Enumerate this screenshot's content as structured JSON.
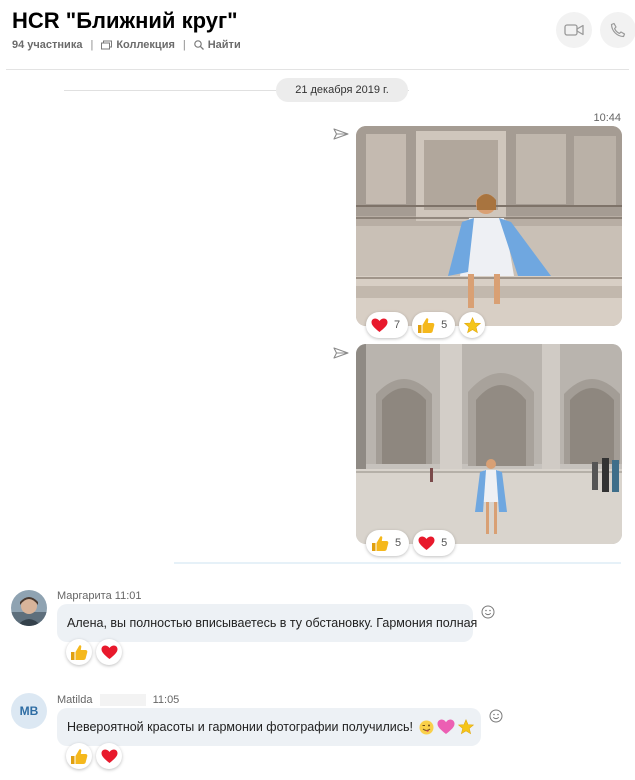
{
  "header": {
    "title": "HCR \"Ближний круг\"",
    "participants": "94 участника",
    "collection": "Коллекция",
    "find": "Найти",
    "video_icon": "video-camera-icon",
    "call_icon": "phone-icon"
  },
  "date_separator": "21 декабря 2019 г.",
  "outgoing": {
    "time": "10:44",
    "photo1": {
      "reactions": [
        {
          "icon": "heart",
          "count": "7"
        },
        {
          "icon": "thumbs-up",
          "count": "5"
        },
        {
          "icon": "star",
          "count": ""
        }
      ]
    },
    "photo2": {
      "reactions": [
        {
          "icon": "thumbs-up",
          "count": "5"
        },
        {
          "icon": "heart",
          "count": "5"
        }
      ]
    }
  },
  "messages": [
    {
      "sender": "Маргарита",
      "time": "11:01",
      "text": "Алена, вы полностью вписываетесь в ту обстановку. Гармония полная",
      "reactions": [
        "thumbs-up",
        "heart"
      ]
    },
    {
      "sender": "Matilda",
      "avatar_initials": "MB",
      "time": "11:05",
      "text": "Невероятной красоты и гармонии фотографии получились!",
      "reactions": [
        "thumbs-up",
        "heart"
      ]
    }
  ],
  "colors": {
    "heart": "#e8192c",
    "thumb": "#f5b81c",
    "star": "#f5c518",
    "avatar_mb_bg": "#dce8f3",
    "avatar_mb_text": "#2e6da4"
  }
}
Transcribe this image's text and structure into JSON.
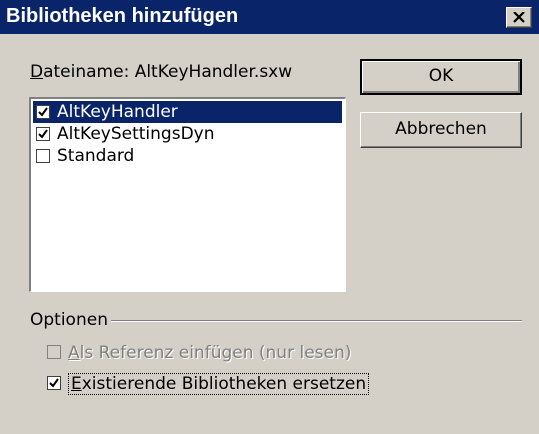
{
  "dialog": {
    "title": "Bibliotheken hinzufügen",
    "file_label_accel": "D",
    "file_label_rest": "ateiname: AltKeyHandler.sxw"
  },
  "libraries": [
    {
      "label": "AltKeyHandler",
      "checked": true,
      "selected": true
    },
    {
      "label": "AltKeySettingsDyn",
      "checked": true,
      "selected": false
    },
    {
      "label": "Standard",
      "checked": false,
      "selected": false
    }
  ],
  "buttons": {
    "ok": "OK",
    "cancel": "Abbrechen"
  },
  "options": {
    "group_label": "Optionen",
    "reference": {
      "accel": "A",
      "rest": "ls Referenz einfügen (nur lesen)",
      "checked": false,
      "enabled": false
    },
    "replace": {
      "accel": "E",
      "rest": "xistierende Bibliotheken ersetzen",
      "checked": true,
      "enabled": true
    }
  },
  "colors": {
    "titlebar": "#0a246a",
    "selection": "#0a246a",
    "face": "#d4d0c8"
  }
}
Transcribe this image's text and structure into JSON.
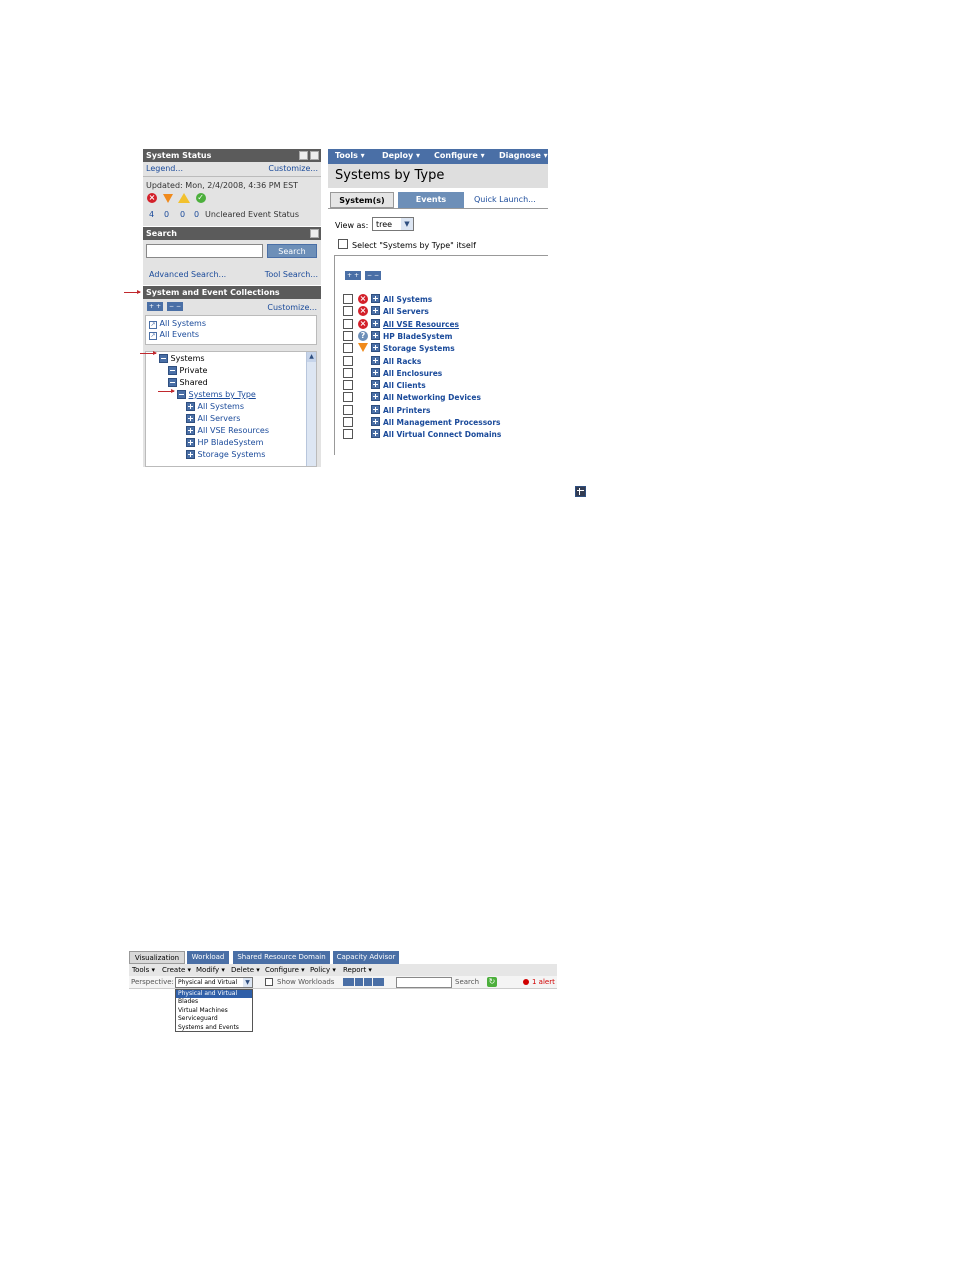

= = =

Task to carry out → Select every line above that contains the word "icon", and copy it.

Your response →
    "video_icon": "video-camera-icon",
    "call_icon": "phone-icon"
          "icon": "heart",
          "icon": "thumbs-up",
          "icon": "star",
          "icon": "thumbs-up",
          "icon": "heart",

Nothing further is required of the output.